Information given below:
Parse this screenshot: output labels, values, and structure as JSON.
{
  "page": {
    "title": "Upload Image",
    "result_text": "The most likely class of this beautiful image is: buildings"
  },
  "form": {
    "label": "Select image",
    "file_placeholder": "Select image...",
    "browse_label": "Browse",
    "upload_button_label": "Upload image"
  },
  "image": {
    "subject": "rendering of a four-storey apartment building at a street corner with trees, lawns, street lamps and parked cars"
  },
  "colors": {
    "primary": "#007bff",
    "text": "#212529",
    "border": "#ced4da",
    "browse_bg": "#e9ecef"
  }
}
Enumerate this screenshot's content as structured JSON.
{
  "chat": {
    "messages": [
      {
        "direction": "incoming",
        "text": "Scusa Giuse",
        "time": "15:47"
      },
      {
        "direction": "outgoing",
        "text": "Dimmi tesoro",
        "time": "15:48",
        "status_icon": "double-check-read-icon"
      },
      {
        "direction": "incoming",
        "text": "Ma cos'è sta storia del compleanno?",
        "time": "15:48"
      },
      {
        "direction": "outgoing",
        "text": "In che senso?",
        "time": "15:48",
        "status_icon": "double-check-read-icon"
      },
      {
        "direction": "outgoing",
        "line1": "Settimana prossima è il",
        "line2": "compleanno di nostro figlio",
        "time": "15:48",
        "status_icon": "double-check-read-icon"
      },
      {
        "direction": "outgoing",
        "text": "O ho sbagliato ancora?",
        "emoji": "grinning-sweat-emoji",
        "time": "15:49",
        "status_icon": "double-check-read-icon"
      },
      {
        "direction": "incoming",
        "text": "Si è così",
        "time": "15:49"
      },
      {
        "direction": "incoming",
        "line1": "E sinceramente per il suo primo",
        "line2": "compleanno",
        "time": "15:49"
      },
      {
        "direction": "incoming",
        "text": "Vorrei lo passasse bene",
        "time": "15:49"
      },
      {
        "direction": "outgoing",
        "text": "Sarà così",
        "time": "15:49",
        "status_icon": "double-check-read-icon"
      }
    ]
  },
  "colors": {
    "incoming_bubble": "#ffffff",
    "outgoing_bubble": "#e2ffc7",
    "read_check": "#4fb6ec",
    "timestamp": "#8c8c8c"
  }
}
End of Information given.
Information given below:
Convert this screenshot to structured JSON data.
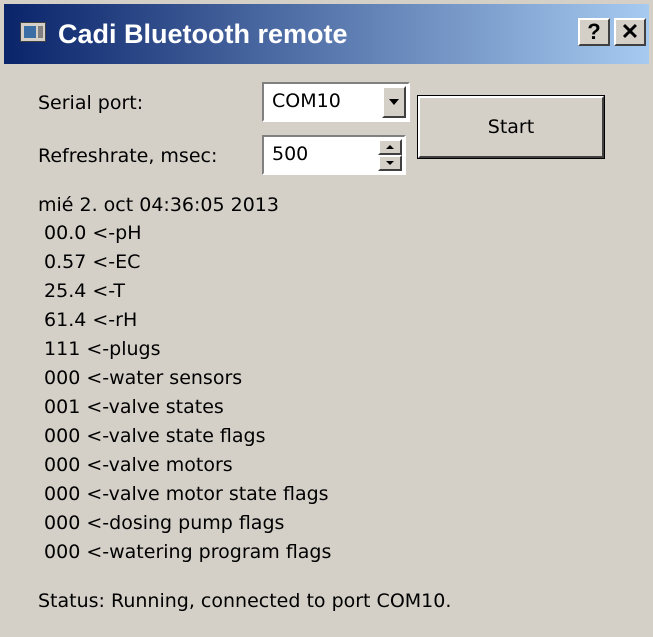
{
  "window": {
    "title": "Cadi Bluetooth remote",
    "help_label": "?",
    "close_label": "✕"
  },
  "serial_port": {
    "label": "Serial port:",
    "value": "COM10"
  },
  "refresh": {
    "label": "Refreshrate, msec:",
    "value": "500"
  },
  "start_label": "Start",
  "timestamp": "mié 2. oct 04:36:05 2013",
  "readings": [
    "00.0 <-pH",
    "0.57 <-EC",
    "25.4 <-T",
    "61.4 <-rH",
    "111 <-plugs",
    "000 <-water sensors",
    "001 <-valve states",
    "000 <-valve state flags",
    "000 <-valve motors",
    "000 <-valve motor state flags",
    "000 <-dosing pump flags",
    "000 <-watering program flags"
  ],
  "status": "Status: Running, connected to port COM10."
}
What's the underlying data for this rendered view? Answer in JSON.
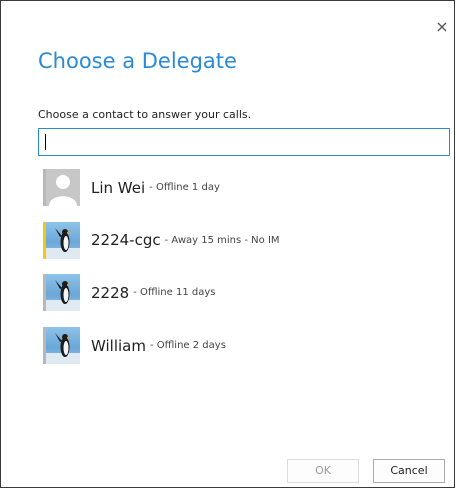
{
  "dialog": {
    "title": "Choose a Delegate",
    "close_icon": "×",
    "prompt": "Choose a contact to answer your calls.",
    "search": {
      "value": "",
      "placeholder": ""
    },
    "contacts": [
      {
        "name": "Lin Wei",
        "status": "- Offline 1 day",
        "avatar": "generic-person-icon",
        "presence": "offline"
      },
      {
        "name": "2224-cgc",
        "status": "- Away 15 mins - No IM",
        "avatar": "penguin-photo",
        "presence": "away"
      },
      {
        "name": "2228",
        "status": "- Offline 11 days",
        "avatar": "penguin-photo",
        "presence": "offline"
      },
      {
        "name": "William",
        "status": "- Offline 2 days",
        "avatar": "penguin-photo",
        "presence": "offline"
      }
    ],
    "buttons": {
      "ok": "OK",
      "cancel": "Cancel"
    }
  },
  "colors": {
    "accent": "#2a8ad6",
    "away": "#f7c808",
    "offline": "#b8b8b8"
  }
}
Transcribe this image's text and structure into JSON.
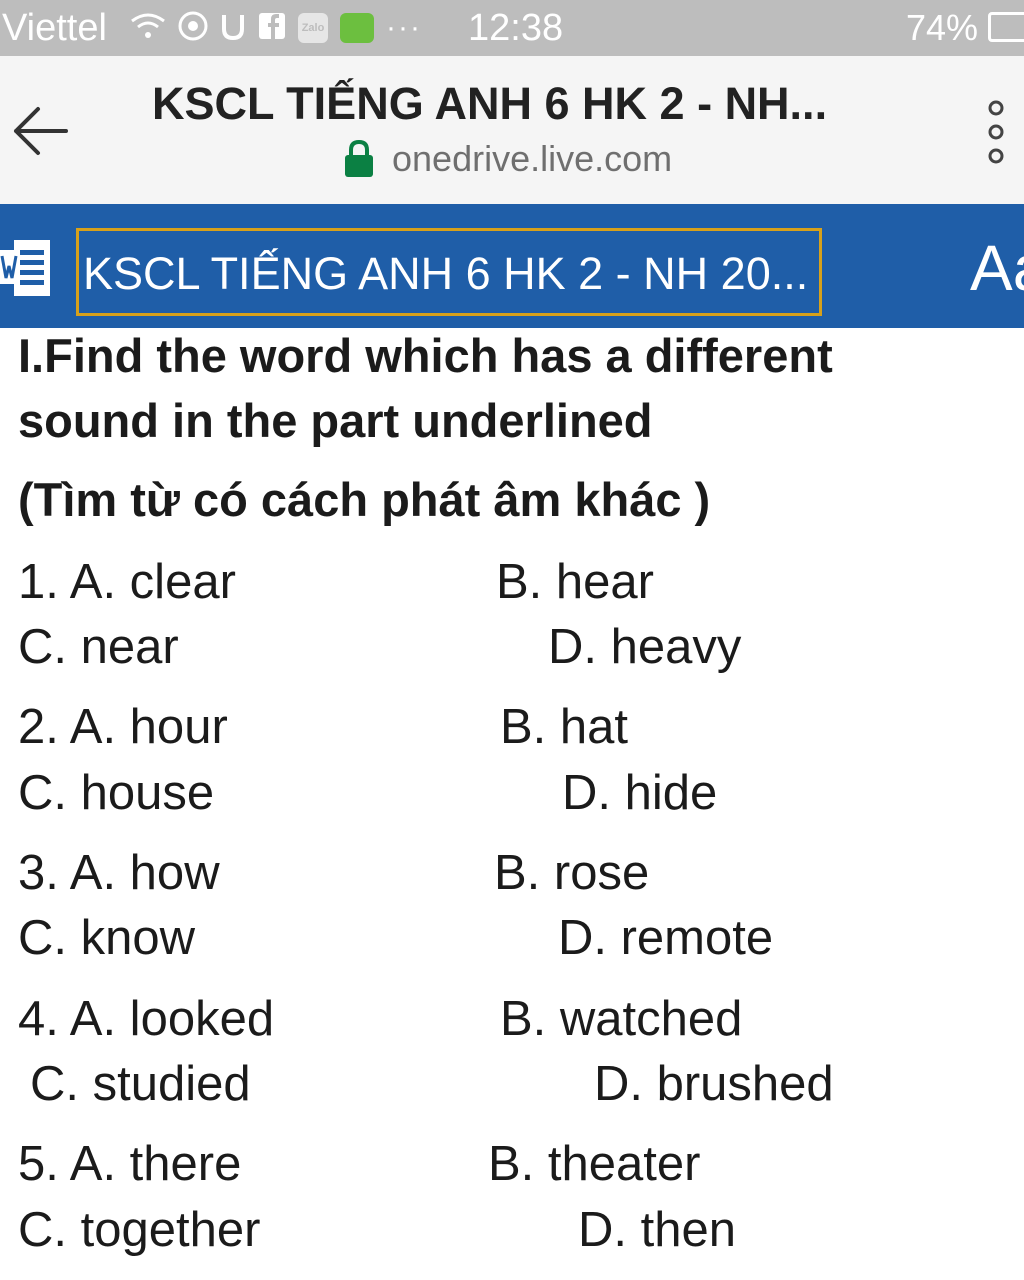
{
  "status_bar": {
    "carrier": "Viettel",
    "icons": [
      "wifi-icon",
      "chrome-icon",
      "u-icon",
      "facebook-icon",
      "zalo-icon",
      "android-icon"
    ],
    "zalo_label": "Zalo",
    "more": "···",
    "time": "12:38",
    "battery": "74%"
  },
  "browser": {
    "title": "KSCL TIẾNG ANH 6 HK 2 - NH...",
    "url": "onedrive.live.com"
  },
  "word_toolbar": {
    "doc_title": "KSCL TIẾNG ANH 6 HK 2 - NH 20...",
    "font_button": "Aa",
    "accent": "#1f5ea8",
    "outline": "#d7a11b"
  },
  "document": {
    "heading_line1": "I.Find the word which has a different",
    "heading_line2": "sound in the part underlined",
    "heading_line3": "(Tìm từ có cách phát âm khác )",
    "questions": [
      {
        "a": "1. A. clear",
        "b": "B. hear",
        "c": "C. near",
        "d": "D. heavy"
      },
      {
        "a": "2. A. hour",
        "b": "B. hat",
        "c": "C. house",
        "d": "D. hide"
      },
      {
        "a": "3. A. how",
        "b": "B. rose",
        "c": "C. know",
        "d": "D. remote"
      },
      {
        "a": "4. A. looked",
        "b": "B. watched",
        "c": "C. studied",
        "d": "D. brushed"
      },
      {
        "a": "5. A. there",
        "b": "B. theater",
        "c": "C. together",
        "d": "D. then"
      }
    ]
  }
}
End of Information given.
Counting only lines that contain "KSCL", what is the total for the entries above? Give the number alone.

2